Now, we will dedicate future episodes, to some specific areas of Docker development and management.

  • DockerOps: Services and their scalability
  • DockerOps: Storage and Networking
  • DockerOps: Orchestration and extensibility
  • DockerOps: Best Practices for Containerization

I hope you will join me on this tour, as I explore Docker engine and showcase some best practices to be employed while developing your apps targetting Docker engine for containerization.

Moving Ahead...

In this article, we merely explore what Docker would allow us to do. We haven't even scratched the surface of Dockers and their power and features. We will start to dig into the surface starting from the next article. The main benefit of using Dockers is that we can have our own apps, and processes run in an isolated environment, and our ability to control how they grow and how they scale in size.

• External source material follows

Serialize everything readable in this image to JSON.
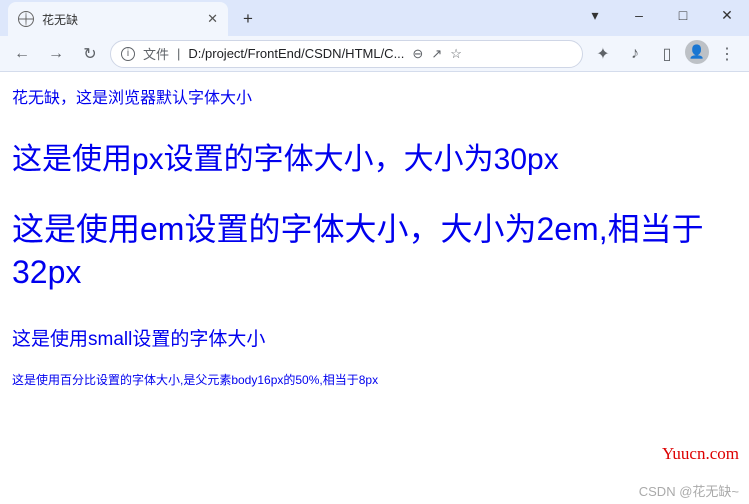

You can, now, remove the resources that you had created to free up some hardware resources on your machine for further usage. Or you can leave them as they are, but we will still follow the recreation process in later articles. To remove the resources, run:

  1. # docker stop gettingstarted && docker rm gettingstarted 

This will stop the container and then remove it so that you can create it once again if you wish to follow along with the article. Now, before we move onward to the next episode, here is what you need to know before heading onwards: